> **Directions**
Go through the records below and restate each one word for word.

═══ Task inputs ═══

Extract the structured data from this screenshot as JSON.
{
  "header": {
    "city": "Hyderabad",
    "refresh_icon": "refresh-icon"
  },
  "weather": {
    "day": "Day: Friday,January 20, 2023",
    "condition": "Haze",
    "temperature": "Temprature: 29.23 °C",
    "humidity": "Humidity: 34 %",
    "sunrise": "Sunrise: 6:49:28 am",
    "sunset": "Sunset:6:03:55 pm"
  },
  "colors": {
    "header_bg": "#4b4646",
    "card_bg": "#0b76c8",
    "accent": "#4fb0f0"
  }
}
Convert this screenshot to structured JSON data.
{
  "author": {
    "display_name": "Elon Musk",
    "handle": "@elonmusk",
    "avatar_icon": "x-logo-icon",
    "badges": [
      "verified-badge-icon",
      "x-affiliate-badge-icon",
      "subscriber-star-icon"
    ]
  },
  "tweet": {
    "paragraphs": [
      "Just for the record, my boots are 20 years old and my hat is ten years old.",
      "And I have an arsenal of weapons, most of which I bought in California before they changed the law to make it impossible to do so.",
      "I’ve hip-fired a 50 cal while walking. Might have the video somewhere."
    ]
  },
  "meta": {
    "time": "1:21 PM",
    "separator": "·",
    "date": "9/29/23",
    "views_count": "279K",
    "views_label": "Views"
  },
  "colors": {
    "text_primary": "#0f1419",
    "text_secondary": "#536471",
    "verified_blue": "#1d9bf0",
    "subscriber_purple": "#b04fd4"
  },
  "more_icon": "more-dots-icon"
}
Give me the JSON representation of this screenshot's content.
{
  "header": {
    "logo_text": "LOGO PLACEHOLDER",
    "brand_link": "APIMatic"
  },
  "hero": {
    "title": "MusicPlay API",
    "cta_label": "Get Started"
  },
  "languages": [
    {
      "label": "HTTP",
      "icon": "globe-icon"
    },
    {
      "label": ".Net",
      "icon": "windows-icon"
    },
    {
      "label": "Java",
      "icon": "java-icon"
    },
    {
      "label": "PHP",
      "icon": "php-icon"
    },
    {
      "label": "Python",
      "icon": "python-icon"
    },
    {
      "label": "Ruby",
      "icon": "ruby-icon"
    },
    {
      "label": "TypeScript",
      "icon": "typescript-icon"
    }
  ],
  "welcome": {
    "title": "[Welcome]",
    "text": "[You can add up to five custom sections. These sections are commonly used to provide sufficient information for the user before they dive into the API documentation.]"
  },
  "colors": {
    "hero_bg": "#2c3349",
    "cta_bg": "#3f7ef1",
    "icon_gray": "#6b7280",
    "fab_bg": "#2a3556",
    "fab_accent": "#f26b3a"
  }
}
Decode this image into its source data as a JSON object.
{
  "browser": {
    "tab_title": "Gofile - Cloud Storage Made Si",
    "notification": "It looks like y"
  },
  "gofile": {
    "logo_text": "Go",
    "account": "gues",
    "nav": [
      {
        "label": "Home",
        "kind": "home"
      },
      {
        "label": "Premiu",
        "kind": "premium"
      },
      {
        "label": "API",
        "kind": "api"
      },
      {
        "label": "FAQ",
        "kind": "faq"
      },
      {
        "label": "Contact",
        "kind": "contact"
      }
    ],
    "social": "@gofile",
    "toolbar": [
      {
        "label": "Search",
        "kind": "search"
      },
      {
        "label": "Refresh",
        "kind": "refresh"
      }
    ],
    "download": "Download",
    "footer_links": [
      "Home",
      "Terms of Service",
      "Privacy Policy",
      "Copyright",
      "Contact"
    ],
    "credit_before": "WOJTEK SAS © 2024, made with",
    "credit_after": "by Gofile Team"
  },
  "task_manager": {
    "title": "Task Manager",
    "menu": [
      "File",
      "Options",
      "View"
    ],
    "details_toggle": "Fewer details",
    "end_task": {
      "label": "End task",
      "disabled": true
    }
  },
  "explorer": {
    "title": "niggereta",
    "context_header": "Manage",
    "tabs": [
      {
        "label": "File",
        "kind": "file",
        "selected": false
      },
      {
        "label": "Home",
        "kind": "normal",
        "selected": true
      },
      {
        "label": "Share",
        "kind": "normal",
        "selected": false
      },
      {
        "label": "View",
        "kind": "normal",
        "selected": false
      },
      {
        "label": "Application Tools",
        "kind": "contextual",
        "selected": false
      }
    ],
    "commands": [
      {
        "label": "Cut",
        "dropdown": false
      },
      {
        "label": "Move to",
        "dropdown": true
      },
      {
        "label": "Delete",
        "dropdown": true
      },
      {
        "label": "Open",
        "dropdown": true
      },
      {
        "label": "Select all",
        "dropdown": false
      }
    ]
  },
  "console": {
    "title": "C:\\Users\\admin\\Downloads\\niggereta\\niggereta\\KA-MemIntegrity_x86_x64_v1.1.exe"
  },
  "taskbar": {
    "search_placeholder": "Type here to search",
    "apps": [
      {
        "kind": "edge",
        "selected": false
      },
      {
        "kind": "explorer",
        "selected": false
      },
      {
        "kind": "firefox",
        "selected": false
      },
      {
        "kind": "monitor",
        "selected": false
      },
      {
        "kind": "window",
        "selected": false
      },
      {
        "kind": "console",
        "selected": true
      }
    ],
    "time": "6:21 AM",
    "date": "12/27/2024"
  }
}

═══

> **Task solution**
Extract the structured data from this screenshot as JSON.
{
  "header": {
    "city": "Hyderabad",
    "refresh_icon": "refresh-icon"
  },
  "weather": {
    "day": "Day: Friday,January 20, 2023",
    "condition": "Haze",
    "temperature": "Temprature: 29.23 °C",
    "humidity": "Humidity: 34 %",
    "sunrise": "Sunrise: 6:49:28 am",
    "sunset": "Sunset:6:03:55 pm"
  },
  "colors": {
    "header_bg": "#4b4646",
    "card_bg": "#0b76c8",
    "accent": "#4fb0f0"
  }
}
Convert this screenshot to structured JSON data.
{
  "author": {
    "display_name": "Elon Musk",
    "handle": "@elonmusk",
    "avatar_icon": "x-logo-icon",
    "badges": [
      "verified-badge-icon",
      "x-affiliate-badge-icon",
      "subscriber-star-icon"
    ]
  },
  "tweet": {
    "paragraphs": [
      "Just for the record, my boots are 20 years old and my hat is ten years old.",
      "And I have an arsenal of weapons, most of which I bought in California before they changed the law to make it impossible to do so.",
      "I’ve hip-fired a 50 cal while walking. Might have the video somewhere."
    ]
  },
  "meta": {
    "time": "1:21 PM",
    "separator": "·",
    "date": "9/29/23",
    "views_count": "279K",
    "views_label": "Views"
  },
  "colors": {
    "text_primary": "#0f1419",
    "text_secondary": "#536471",
    "verified_blue": "#1d9bf0",
    "subscriber_purple": "#b04fd4"
  },
  "more_icon": "more-dots-icon"
}
Give me the JSON representation of this screenshot's content.
{
  "header": {
    "logo_text": "LOGO PLACEHOLDER",
    "brand_link": "APIMatic"
  },
  "hero": {
    "title": "MusicPlay API",
    "cta_label": "Get Started"
  },
  "languages": [
    {
      "label": "HTTP",
      "icon": "globe-icon"
    },
    {
      "label": ".Net",
      "icon": "windows-icon"
    },
    {
      "label": "Java",
      "icon": "java-icon"
    },
    {
      "label": "PHP",
      "icon": "php-icon"
    },
    {
      "label": "Python",
      "icon": "python-icon"
    },
    {
      "label": "Ruby",
      "icon": "ruby-icon"
    },
    {
      "label": "TypeScript",
      "icon": "typescript-icon"
    }
  ],
  "welcome": {
    "title": "[Welcome]",
    "text": "[You can add up to five custom sections. These sections are commonly used to provide sufficient information for the user before they dive into the API documentation.]"
  },
  "colors": {
    "hero_bg": "#2c3349",
    "cta_bg": "#3f7ef1",
    "icon_gray": "#6b7280",
    "fab_bg": "#2a3556",
    "fab_accent": "#f26b3a"
  }
}
Decode this image into its source data as a JSON object.
{
  "browser": {
    "tab_title": "Gofile - Cloud Storage Made Si",
    "notification": "It looks like y"
  },
  "gofile": {
    "logo_text": "Go",
    "account": "gues",
    "nav": [
      {
        "label": "Home",
        "kind": "home"
      },
      {
        "label": "Premiu",
        "kind": "premium"
      },
      {
        "label": "API",
        "kind": "api"
      },
      {
        "label": "FAQ",
        "kind": "faq"
      },
      {
        "label": "Contact",
        "kind": "contact"
      }
    ],
    "social": "@gofile",
    "toolbar": [
      {
        "label": "Search",
        "kind": "search"
      },
      {
        "label": "Refresh",
        "kind": "refresh"
      }
    ],
    "download": "Download",
    "footer_links": [
      "Home",
      "Terms of Service",
      "Privacy Policy",
      "Copyright",
      "Contact"
    ],
    "credit_before": "WOJTEK SAS © 2024, made with",
    "credit_after": "by Gofile Team"
  },
  "task_manager": {
    "title": "Task Manager",
    "menu": [
      "File",
      "Options",
      "View"
    ],
    "details_toggle": "Fewer details",
    "end_task": {
      "label": "End task",
      "disabled": true
    }
  },
  "explorer": {
    "title": "niggereta",
    "context_header": "Manage",
    "tabs": [
      {
        "label": "File",
        "kind": "file",
        "selected": false
      },
      {
        "label": "Home",
        "kind": "normal",
        "selected": true
      },
      {
        "label": "Share",
        "kind": "normal",
        "selected": false
      },
      {
        "label": "View",
        "kind": "normal",
        "selected": false
      },
      {
        "label": "Application Tools",
        "kind": "contextual",
        "selected": false
      }
    ],
    "commands": [
      {
        "label": "Cut",
        "dropdown": false
      },
      {
        "label": "Move to",
        "dropdown": true
      },
      {
        "label": "Delete",
        "dropdown": true
      },
      {
        "label": "Open",
        "dropdown": true
      },
      {
        "label": "Select all",
        "dropdown": false
      }
    ]
  },
  "console": {
    "title": "C:\\Users\\admin\\Downloads\\niggereta\\niggereta\\KA-MemIntegrity_x86_x64_v1.1.exe"
  },
  "taskbar": {
    "search_placeholder": "Type here to search",
    "apps": [
      {
        "kind": "edge",
        "selected": false
      },
      {
        "kind": "explorer",
        "selected": false
      },
      {
        "kind": "firefox",
        "selected": false
      },
      {
        "kind": "monitor",
        "selected": false
      },
      {
        "kind": "window",
        "selected": false
      },
      {
        "kind": "console",
        "selected": true
      }
    ],
    "time": "6:21 AM",
    "date": "12/27/2024"
  }
}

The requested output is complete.